Statusof the reservation.
Now that our models are ready, let's have a look at the controller that will create reservations.
The reservation creation form holds only a single field: the message that will be sent to the host when one of her properties is reserved. The rest of the information needed to create a reservation is taken from the
A reservation is created with a default status
ReservationStatus.Pending. That way when the host replies with an
reject response the application knows which reservation to update.
Next, let's see how we will send SMS notifications to the vacation rental host.
When a reservation is created we want to notify the owner of the property that someone is interested.
Next we just have to wait for the host to send an SMS response accepting or rejecting the reservation. Then we can notify the guest and host that the reservation information has been updated.
Now's let's peek at how we're handling the host's responses.
Sms/Handle controller handles our incoming Twilio request and does four things:
- Check for the guest's pending reservation
- Update the status of the reservation
- Respond to the host
- Send notification to the guest
Let's have closer look at how Twilio webhooks are configured to enable incoming requests to our application.
In the Twilio console, you must setup the sms web hook to call your application's end point in the route
One way to expose your development machine to the outside world is using ngrok. The url for the sms web hook on your number would look like this:

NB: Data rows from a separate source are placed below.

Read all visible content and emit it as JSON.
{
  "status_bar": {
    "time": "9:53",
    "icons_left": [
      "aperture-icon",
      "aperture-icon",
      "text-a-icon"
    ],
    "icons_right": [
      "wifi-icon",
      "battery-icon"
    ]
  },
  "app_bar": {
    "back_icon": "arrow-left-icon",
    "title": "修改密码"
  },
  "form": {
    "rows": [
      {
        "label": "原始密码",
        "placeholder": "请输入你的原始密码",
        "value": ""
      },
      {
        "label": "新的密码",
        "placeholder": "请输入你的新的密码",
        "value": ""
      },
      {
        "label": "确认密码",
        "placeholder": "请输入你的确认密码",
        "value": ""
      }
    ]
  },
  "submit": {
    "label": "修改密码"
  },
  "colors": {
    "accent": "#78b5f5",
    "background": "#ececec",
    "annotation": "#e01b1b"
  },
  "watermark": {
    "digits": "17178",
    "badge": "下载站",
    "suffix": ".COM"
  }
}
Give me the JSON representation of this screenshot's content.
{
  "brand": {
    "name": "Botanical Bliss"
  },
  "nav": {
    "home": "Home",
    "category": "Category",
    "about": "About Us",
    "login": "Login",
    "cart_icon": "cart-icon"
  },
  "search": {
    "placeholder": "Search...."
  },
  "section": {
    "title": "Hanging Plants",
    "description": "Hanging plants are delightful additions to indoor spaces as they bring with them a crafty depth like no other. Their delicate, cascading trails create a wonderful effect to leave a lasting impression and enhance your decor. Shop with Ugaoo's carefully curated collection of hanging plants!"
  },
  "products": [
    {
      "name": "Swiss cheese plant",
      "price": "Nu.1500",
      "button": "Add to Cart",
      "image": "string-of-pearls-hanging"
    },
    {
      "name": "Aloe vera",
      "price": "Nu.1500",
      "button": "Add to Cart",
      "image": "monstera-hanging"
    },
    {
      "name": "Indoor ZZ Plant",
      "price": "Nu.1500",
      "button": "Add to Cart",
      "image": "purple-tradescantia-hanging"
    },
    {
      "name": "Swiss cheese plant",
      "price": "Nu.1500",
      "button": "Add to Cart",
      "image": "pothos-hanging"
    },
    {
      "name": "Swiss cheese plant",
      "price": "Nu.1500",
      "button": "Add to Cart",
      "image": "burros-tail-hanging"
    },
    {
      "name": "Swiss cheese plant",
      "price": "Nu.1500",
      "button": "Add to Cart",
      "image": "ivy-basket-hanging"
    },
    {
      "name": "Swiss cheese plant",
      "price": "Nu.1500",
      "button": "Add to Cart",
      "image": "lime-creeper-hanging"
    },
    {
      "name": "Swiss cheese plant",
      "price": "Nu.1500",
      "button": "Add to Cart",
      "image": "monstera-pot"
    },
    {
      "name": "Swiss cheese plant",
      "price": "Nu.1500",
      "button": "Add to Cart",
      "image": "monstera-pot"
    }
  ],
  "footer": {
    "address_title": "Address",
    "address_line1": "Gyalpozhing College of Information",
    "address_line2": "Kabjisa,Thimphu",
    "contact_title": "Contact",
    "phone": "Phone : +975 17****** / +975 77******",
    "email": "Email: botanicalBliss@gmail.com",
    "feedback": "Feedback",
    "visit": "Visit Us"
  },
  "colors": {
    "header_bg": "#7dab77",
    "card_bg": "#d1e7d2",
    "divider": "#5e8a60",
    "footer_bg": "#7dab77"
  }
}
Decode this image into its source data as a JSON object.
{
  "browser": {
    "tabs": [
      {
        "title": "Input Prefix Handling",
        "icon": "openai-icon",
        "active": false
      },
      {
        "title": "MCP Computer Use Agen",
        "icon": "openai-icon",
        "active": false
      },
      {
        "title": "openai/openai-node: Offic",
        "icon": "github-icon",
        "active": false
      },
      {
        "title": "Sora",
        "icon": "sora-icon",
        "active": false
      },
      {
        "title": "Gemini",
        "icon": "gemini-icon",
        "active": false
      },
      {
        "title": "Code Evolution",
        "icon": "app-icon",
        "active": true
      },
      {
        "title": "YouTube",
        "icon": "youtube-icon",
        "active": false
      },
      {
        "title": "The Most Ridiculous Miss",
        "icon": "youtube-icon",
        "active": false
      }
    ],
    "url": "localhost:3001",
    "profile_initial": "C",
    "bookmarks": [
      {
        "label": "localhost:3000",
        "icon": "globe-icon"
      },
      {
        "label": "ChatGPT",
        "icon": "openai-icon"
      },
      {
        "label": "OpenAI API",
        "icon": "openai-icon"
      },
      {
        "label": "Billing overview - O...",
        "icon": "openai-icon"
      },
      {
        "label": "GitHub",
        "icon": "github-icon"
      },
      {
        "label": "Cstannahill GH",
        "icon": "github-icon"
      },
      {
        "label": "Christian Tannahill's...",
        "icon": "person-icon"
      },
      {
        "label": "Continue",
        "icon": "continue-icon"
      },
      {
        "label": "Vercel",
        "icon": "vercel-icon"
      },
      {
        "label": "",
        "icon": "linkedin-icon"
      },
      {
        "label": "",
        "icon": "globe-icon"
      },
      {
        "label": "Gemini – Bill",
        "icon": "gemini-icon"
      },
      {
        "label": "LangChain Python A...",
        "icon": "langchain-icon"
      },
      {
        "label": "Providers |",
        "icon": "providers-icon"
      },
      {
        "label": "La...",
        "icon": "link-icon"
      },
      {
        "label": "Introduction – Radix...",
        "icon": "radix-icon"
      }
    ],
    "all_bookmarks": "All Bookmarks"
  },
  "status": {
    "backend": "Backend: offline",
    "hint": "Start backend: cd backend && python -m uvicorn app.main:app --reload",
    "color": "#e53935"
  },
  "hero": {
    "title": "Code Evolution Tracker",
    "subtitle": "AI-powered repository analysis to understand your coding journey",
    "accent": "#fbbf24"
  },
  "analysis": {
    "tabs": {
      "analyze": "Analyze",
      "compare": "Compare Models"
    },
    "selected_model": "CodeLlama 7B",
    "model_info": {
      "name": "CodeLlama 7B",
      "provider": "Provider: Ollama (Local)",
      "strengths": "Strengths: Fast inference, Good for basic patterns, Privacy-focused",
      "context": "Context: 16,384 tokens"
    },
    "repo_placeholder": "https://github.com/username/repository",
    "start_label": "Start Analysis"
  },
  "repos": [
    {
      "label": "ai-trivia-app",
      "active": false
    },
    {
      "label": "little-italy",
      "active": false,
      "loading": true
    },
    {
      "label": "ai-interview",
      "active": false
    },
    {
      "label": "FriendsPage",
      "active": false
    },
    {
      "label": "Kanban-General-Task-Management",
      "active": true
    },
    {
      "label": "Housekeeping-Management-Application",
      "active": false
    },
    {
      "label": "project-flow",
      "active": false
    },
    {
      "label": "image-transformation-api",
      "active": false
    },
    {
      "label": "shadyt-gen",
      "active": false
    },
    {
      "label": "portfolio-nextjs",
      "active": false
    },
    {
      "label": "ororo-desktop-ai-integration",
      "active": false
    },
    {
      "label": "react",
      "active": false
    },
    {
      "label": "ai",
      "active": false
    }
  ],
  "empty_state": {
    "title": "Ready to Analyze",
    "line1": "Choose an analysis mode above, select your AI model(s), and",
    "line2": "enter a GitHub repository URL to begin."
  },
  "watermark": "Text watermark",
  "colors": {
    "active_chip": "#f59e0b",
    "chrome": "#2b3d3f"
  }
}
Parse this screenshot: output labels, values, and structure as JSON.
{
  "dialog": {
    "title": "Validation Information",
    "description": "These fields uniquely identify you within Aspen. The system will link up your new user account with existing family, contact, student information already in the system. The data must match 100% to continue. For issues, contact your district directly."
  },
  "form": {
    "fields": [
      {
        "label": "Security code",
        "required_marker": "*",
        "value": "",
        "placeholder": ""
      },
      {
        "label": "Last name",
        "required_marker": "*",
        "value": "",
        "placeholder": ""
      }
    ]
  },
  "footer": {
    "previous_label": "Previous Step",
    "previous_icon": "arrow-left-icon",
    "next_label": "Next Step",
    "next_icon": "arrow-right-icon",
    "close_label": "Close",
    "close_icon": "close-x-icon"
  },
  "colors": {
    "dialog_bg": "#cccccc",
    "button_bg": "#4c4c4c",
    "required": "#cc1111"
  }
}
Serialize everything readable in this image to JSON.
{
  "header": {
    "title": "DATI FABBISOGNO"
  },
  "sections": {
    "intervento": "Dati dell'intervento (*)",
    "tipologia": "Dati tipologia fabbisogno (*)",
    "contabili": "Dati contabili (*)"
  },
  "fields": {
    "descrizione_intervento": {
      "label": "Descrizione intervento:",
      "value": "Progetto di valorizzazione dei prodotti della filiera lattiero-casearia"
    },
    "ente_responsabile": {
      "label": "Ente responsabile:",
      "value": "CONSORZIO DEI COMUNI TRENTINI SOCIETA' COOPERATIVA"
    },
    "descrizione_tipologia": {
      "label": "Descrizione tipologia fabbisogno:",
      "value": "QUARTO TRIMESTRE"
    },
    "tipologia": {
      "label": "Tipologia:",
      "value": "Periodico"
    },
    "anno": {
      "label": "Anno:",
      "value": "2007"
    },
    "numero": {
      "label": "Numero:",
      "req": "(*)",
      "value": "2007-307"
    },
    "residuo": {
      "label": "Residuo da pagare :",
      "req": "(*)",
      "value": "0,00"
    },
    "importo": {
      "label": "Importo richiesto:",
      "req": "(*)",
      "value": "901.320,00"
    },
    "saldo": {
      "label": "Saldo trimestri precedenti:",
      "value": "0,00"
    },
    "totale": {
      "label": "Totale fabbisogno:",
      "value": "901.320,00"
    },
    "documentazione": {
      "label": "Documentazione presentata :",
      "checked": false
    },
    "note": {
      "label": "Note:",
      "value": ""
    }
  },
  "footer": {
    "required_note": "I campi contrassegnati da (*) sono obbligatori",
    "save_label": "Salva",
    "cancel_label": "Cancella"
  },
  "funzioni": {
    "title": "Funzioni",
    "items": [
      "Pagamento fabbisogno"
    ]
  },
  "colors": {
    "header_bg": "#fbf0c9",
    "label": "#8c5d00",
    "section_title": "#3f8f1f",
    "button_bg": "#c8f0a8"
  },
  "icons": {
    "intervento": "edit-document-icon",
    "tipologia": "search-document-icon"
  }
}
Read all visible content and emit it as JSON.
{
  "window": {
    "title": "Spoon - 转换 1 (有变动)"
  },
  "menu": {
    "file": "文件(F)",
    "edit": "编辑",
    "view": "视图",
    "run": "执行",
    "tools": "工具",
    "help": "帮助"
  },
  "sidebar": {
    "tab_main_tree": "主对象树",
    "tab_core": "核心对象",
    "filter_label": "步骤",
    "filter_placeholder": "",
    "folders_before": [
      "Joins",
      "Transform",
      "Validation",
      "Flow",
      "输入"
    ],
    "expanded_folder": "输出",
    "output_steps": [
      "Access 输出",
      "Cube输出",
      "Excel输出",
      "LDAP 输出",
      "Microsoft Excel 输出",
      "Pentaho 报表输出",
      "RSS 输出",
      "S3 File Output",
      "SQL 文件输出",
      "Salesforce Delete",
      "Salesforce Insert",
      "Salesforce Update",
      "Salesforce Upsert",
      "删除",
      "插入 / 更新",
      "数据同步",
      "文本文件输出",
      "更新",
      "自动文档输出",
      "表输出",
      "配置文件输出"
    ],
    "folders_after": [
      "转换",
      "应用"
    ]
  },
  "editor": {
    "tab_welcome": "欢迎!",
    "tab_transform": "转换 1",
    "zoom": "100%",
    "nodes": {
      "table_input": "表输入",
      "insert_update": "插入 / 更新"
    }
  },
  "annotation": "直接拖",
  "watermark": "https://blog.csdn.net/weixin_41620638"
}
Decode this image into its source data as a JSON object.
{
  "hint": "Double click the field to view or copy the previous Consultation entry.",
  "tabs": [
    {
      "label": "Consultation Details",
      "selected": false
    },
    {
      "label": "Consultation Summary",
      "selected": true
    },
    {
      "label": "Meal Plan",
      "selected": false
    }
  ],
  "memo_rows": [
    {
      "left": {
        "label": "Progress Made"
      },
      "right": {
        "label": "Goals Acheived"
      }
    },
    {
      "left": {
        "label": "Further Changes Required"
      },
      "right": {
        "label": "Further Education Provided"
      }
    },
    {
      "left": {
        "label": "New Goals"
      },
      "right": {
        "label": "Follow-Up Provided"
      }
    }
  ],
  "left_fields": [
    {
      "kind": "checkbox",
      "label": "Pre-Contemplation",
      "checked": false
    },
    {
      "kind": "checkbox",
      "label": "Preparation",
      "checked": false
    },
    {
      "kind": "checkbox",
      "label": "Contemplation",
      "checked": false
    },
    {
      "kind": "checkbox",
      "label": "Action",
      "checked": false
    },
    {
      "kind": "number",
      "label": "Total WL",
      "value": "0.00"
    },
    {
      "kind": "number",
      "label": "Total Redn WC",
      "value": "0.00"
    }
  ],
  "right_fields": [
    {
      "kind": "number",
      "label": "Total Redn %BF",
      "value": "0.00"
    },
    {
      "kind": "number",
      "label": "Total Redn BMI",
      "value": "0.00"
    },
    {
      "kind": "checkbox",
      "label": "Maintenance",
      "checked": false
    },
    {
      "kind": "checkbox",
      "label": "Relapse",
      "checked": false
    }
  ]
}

An incoming request from Twilio comes with some helpful parameters, such as a
from phone number and the message
We'll use the
from parameter to look for the host and check if he/she has any pending reservations. If he/she does, we'll use the message body to check for 'accept' and 'reject'.
In the last step, we'll use Twilio's TwiML as a response to Twilio to send an SMS message to the guest.
Now that we know how to expose a webhook to handle Twilio requests, let's see how we generate the TwiML needed.
After updating the reservation status, we must notify the host that he/she has successfully confirmed or rejected the reservation. We also have to return a friendly error message if there are no pending reservations.
If the reservation is confirmed or rejected we send an additional SMS to the guest to deliver the news.
We use the verb Message from TwiML to instruct Twilio's server that it should send the SMS messages.
Congratulations! You've just learned how to automate your workflow with Twilio SMS.
Next, lets see what else we can do with the Twilio C# SDK.
If you're a .NET developer working with Twilio you know we've got a lot of great content here on the Docs site. Here are just a couple ideas for your next tutorial:
Easily route callers to the right people and information with an IVR (interactive voice response) system.
Instantly collect structured data from your users with a survey conducted over a voice call or SMS text messages.
Thanks for checking out this tutorial! Tweet to us @twilio with what you're building!